> **REQUIRED ACTION**:
Your answer should be one number: how many lines below have the word "count".

> **DATA TO EXAMINE**:
*** Block opens ***

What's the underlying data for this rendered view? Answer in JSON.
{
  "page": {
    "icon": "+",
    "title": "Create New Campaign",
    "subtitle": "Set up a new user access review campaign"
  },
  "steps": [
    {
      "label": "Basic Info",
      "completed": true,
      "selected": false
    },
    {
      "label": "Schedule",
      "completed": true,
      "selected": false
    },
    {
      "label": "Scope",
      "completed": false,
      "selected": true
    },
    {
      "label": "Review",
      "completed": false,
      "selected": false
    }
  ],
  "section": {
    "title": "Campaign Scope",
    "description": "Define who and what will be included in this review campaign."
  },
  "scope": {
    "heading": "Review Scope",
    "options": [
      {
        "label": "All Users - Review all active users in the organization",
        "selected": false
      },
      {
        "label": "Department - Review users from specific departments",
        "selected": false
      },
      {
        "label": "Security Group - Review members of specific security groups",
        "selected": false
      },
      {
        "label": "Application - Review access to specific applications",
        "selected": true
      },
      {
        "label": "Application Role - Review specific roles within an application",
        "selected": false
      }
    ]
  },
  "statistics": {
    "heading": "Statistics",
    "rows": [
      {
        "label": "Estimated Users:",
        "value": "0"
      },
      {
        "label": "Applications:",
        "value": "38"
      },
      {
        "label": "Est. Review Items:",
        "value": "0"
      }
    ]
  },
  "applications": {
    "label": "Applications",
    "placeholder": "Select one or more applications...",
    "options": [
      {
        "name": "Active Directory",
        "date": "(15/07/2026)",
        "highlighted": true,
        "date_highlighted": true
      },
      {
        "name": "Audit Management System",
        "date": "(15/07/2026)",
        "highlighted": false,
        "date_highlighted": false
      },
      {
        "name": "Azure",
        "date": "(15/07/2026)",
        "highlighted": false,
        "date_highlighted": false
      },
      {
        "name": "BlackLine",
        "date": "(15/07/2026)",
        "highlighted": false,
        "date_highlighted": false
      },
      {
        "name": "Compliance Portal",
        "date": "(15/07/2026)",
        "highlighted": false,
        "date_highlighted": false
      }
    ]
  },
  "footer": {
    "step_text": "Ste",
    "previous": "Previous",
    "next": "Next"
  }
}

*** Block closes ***
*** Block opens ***

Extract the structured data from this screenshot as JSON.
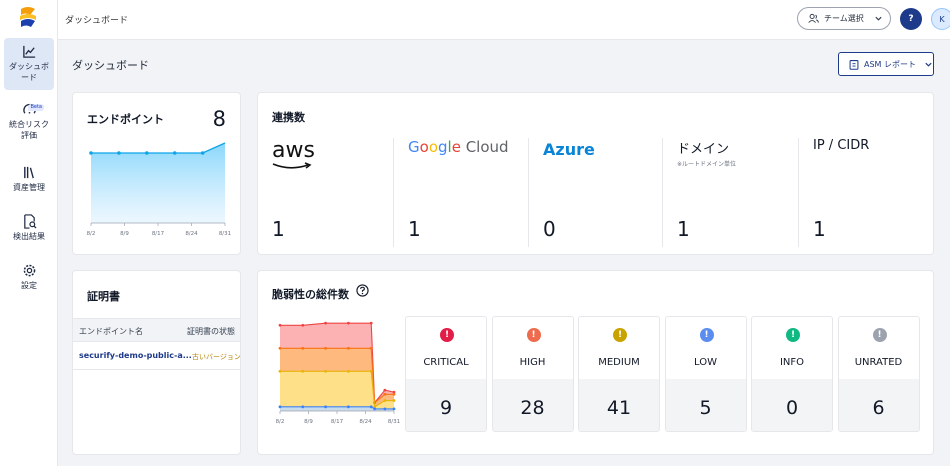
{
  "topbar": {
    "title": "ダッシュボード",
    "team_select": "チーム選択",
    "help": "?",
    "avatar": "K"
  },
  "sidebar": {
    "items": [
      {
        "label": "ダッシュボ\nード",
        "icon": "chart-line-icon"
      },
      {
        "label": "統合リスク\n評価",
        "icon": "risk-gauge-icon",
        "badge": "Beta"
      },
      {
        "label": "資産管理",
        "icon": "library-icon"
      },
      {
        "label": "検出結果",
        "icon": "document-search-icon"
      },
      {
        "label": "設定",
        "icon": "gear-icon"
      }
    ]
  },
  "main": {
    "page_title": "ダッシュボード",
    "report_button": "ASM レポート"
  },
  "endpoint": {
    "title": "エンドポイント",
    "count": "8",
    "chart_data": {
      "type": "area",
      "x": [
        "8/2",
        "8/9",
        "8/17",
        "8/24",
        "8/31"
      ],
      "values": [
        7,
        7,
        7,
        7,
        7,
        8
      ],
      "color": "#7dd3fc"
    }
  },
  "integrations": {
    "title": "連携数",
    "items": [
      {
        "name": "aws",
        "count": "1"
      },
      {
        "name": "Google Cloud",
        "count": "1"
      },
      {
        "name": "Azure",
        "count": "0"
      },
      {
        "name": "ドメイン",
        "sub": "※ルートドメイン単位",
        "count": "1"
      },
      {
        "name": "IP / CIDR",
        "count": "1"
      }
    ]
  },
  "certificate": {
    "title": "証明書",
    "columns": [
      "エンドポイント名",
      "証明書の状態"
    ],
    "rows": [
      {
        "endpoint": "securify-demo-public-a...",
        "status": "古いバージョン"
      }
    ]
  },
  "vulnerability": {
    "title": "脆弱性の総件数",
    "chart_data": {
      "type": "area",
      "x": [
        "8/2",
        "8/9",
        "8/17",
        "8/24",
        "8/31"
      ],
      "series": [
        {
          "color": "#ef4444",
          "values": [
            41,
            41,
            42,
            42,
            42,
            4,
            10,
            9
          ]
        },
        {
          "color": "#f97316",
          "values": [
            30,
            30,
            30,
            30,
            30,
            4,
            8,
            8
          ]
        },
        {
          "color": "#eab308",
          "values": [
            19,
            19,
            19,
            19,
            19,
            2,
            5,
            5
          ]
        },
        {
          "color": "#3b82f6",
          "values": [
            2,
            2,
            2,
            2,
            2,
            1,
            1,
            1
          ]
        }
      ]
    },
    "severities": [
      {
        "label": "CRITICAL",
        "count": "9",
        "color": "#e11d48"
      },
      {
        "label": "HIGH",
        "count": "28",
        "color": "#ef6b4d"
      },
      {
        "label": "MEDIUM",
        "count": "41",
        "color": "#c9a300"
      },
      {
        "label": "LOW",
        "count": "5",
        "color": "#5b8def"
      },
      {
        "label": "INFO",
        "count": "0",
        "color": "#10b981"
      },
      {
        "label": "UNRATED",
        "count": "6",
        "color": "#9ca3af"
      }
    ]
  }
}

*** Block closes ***
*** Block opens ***

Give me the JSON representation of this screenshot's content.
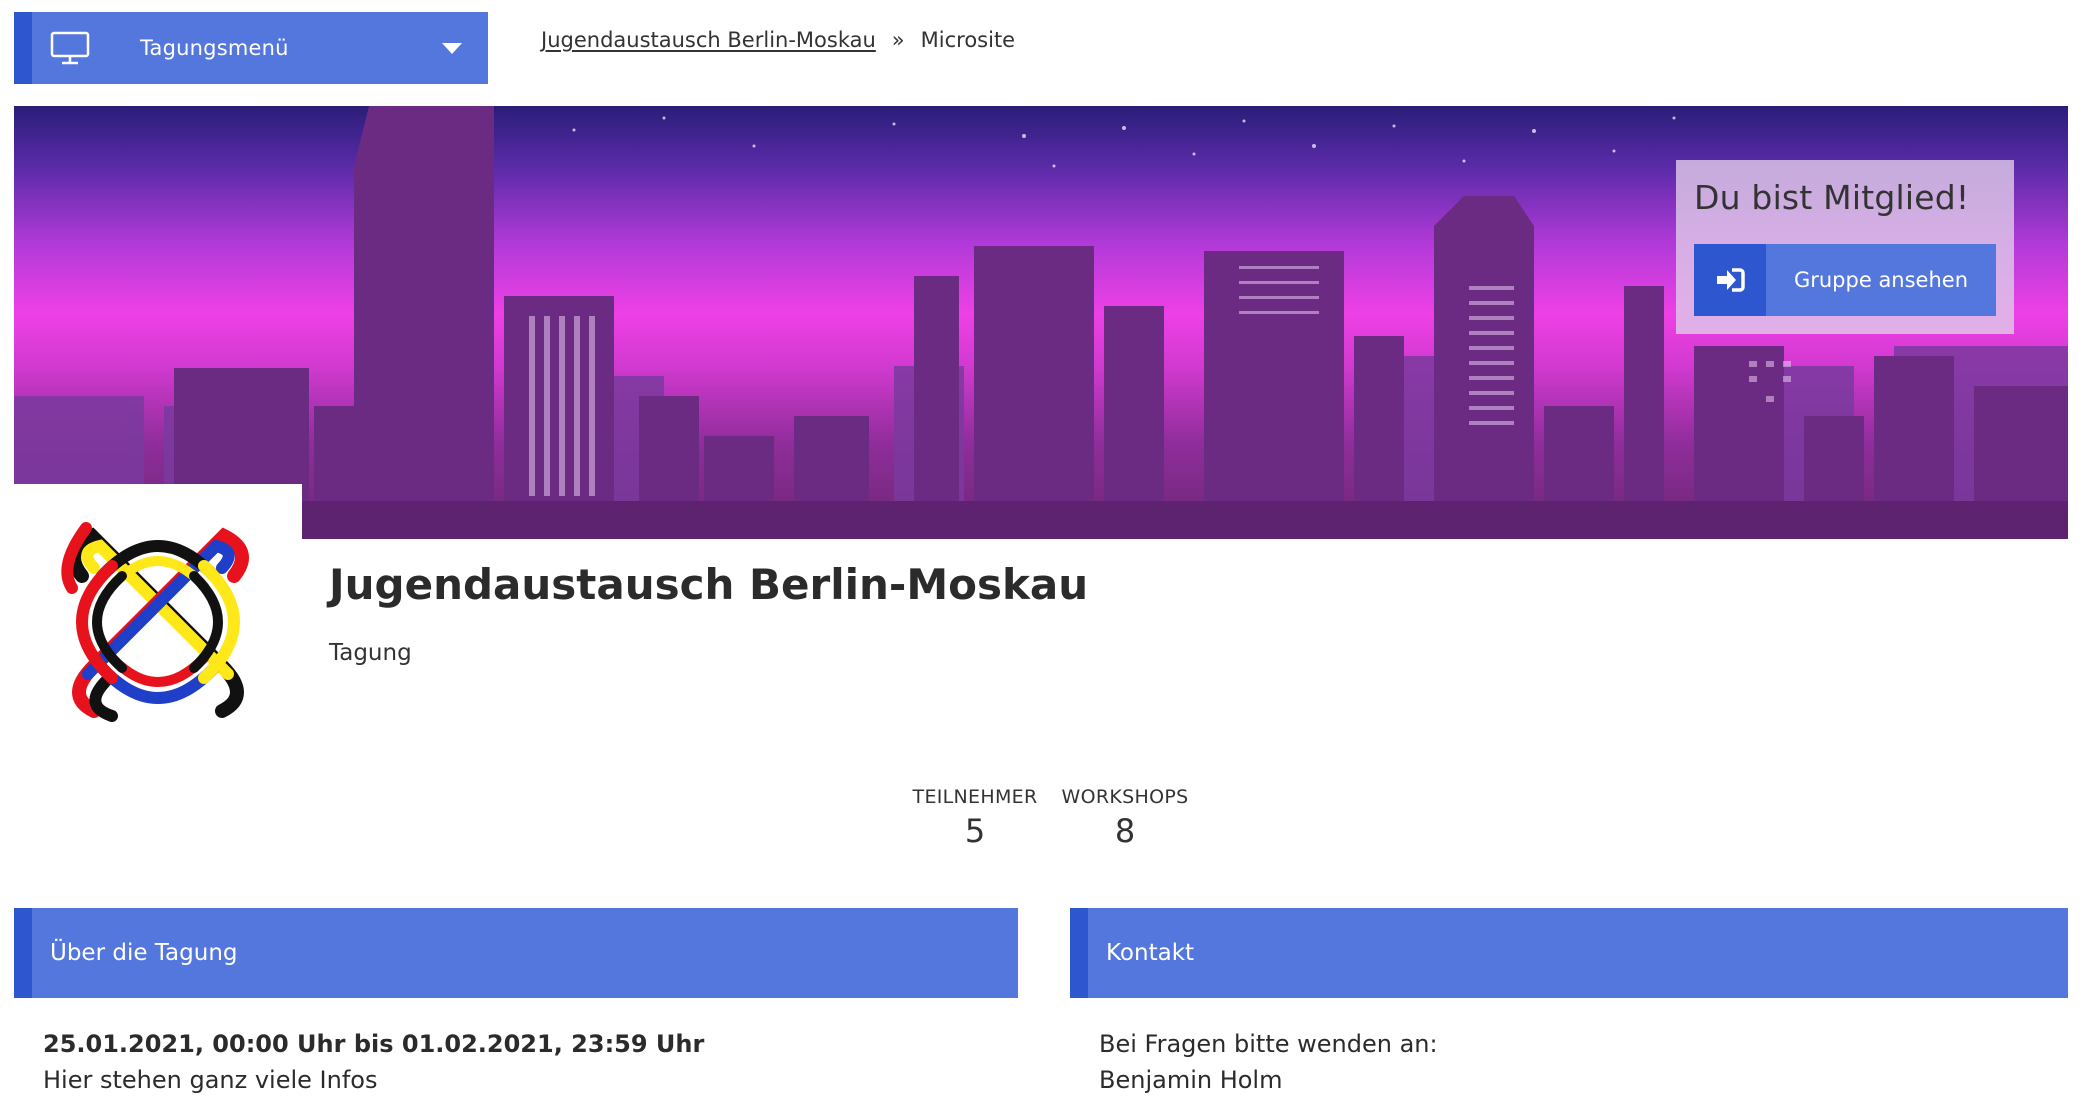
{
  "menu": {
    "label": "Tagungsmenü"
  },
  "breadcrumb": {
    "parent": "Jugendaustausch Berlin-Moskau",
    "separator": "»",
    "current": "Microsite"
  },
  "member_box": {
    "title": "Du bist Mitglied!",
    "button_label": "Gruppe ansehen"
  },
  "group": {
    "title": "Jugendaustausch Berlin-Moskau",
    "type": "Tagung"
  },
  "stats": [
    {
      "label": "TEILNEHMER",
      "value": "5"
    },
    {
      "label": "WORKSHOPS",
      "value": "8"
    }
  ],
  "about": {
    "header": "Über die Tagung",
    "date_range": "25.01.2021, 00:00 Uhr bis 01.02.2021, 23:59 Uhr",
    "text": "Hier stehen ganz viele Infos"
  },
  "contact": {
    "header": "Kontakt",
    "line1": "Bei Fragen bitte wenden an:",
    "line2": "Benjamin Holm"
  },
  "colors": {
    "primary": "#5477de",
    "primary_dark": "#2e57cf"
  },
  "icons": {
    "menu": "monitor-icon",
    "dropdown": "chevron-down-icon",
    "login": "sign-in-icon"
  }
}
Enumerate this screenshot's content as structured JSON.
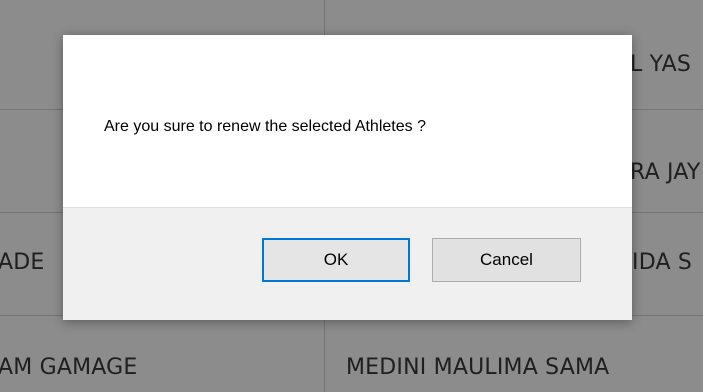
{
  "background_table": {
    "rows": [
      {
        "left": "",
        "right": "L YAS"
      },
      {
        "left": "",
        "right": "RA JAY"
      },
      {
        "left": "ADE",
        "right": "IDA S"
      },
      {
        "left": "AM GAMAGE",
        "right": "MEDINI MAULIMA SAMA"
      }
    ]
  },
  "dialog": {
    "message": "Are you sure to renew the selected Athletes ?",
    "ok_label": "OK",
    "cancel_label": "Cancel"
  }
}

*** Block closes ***

> **OUTPUT OF THE EXERCISE**:
12